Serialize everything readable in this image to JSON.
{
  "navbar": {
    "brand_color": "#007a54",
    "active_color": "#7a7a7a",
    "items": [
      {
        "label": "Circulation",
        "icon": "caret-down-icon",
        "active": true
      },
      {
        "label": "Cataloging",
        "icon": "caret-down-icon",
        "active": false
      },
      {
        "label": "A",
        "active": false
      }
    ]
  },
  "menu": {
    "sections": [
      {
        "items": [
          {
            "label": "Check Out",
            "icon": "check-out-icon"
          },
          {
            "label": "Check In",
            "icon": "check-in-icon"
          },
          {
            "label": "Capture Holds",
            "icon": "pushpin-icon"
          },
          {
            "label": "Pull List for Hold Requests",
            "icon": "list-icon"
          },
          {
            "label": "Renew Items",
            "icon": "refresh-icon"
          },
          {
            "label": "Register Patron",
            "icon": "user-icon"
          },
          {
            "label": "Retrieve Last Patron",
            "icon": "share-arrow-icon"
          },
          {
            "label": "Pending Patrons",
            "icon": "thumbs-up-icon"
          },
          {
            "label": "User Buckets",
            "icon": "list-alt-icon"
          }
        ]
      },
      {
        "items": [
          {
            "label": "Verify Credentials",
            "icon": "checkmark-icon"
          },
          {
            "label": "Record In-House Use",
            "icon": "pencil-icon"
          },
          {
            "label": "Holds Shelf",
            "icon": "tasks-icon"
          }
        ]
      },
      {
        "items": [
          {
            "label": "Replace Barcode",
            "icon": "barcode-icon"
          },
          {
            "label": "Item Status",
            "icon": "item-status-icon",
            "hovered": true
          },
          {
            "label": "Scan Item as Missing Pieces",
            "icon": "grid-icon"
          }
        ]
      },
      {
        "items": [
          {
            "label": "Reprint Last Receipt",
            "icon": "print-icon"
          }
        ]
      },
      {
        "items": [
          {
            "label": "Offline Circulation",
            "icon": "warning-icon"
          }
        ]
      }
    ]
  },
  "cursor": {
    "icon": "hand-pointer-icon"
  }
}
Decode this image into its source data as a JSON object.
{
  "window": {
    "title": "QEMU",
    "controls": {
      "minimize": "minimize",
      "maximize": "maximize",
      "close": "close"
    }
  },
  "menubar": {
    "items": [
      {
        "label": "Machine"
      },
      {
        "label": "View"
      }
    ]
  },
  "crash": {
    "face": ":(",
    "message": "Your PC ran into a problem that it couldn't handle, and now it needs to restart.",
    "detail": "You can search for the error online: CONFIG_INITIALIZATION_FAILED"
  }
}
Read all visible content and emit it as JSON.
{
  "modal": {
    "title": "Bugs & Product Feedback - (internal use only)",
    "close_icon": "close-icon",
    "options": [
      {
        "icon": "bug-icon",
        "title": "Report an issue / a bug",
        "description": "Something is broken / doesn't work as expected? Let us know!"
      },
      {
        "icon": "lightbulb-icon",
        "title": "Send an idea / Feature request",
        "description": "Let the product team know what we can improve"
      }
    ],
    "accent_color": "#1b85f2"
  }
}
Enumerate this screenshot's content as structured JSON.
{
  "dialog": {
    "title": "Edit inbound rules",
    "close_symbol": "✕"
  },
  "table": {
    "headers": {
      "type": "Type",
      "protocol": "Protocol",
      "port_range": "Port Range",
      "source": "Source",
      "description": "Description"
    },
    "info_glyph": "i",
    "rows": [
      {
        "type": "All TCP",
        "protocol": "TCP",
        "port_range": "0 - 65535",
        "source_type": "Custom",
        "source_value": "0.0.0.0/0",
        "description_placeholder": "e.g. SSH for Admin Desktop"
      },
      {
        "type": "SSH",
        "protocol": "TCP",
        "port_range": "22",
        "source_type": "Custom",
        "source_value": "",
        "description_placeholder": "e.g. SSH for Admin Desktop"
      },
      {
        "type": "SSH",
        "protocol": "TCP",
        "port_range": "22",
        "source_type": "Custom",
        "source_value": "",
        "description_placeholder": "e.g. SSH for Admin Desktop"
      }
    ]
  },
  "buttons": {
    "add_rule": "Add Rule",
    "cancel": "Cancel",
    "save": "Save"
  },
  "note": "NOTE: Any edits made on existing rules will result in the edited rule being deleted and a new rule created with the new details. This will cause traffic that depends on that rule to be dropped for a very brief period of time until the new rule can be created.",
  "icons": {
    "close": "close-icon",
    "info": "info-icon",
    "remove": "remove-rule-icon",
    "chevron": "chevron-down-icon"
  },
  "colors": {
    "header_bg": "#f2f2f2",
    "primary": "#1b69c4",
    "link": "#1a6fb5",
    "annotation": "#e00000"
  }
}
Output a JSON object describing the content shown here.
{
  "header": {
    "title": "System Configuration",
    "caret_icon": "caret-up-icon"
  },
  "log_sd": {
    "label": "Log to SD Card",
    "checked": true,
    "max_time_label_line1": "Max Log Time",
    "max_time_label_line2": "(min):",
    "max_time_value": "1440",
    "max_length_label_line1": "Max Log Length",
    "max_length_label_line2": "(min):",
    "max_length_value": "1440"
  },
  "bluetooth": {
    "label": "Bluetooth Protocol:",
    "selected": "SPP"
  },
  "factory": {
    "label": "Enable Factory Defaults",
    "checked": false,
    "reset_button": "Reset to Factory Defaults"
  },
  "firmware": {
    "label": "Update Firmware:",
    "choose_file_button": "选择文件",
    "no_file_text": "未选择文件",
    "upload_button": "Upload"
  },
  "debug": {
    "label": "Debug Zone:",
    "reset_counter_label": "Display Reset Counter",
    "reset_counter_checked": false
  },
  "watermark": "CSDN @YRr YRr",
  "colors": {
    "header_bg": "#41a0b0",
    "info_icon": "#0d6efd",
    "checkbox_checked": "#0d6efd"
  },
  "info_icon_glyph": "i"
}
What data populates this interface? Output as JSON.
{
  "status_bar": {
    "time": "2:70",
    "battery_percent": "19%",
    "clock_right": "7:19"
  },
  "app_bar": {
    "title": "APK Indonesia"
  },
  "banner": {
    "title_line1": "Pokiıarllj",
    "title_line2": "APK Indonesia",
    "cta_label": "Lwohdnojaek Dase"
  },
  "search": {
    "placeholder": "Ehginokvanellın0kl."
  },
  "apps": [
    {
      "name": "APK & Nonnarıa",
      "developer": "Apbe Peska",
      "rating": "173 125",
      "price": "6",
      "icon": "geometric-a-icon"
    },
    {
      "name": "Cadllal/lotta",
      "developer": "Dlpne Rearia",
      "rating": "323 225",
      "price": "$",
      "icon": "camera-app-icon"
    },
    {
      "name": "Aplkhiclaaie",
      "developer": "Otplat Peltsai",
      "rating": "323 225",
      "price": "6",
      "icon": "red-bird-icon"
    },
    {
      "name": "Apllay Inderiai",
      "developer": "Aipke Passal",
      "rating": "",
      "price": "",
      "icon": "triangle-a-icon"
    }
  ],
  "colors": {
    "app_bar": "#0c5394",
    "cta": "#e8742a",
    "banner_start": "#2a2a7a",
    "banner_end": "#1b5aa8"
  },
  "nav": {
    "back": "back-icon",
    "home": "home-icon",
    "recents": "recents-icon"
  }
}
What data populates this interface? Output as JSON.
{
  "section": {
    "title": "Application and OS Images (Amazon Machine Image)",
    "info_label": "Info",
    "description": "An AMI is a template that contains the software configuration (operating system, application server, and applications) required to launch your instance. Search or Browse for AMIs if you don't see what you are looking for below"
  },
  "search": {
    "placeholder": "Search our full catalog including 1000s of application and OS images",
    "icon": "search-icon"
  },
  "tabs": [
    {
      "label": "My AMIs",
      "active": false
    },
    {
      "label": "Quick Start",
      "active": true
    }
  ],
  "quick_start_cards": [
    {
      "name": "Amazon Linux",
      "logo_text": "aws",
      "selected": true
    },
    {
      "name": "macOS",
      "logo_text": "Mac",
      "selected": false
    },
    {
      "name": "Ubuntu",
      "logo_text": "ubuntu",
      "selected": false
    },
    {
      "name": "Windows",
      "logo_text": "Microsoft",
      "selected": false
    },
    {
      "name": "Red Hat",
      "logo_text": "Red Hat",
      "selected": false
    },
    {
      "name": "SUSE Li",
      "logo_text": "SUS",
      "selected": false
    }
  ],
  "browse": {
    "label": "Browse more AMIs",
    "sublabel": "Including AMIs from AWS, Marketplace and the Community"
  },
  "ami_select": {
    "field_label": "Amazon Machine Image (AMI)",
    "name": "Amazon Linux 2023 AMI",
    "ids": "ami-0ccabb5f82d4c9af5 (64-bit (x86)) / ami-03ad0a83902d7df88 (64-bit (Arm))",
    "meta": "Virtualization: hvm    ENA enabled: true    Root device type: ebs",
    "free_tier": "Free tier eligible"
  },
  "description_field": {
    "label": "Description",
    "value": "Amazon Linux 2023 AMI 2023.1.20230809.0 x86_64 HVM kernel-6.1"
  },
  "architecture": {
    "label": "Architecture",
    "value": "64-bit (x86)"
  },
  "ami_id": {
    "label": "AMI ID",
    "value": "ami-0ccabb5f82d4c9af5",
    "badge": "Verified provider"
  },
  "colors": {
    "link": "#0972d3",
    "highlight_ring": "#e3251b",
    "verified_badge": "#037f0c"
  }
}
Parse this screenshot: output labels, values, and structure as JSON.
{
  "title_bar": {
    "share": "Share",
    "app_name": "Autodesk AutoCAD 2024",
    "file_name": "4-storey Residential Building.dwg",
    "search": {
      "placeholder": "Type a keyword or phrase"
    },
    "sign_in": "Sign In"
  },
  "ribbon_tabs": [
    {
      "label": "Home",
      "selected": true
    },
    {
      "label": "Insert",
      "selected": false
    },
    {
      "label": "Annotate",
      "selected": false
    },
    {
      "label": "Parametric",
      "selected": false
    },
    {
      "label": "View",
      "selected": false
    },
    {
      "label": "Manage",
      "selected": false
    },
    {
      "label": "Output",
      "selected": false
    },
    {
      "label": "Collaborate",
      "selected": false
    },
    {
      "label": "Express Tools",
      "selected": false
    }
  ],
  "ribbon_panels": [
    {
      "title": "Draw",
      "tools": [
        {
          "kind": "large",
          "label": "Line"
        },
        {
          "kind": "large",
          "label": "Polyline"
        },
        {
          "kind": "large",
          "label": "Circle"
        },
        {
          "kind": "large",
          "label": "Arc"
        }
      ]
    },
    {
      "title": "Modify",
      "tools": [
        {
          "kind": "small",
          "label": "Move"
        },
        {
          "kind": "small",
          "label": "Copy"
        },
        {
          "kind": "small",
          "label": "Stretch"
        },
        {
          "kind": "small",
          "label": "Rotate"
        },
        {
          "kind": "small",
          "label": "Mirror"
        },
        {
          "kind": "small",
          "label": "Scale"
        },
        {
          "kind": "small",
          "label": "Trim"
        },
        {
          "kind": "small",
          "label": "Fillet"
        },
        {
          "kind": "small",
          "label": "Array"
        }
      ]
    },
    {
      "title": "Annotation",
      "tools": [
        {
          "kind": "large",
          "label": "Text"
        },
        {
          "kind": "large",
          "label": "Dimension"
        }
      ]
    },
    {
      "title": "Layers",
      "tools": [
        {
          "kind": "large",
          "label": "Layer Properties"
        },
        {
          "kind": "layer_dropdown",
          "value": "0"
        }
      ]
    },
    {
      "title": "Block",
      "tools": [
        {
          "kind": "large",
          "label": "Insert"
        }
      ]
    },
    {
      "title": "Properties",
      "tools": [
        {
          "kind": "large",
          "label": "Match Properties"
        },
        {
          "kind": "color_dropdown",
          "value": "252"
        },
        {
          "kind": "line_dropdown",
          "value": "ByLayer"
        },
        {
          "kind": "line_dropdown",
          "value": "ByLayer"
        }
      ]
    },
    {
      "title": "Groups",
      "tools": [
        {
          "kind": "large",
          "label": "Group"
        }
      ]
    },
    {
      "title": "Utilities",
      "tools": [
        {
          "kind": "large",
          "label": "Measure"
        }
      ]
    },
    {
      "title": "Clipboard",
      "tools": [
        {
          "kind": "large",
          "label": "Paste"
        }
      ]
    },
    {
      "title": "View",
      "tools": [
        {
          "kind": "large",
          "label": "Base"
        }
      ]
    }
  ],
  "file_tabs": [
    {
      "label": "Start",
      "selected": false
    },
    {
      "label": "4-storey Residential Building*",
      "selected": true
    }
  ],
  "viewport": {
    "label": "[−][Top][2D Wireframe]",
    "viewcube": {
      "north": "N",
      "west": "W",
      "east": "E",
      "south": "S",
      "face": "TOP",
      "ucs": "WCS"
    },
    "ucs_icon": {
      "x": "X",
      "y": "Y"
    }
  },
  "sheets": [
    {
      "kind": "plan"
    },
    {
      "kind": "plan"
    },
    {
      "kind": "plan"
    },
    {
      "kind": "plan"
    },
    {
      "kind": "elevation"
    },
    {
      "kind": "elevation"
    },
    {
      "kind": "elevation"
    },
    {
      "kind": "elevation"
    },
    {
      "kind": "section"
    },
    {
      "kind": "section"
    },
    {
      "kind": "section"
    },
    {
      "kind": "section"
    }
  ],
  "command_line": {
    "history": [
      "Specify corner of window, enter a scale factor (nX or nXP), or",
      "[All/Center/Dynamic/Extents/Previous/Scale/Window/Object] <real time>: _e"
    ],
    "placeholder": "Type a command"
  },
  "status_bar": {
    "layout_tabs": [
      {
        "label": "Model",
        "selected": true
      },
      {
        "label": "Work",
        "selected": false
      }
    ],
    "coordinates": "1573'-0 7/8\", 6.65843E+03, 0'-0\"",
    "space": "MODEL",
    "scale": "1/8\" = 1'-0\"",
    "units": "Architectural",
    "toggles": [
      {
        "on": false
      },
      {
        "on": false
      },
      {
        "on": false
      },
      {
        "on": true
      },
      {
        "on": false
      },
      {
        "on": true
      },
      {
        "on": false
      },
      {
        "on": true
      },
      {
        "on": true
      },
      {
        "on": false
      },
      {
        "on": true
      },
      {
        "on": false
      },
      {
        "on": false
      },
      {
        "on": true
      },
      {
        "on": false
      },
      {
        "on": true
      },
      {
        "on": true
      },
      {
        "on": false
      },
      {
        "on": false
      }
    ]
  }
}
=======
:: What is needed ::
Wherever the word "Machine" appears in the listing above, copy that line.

:: Your solution ::
        "label": "Machine"
    "title": "Application and OS Images (Amazon Machine Image)",
    "field_label": "Amazon Machine Image (AMI)",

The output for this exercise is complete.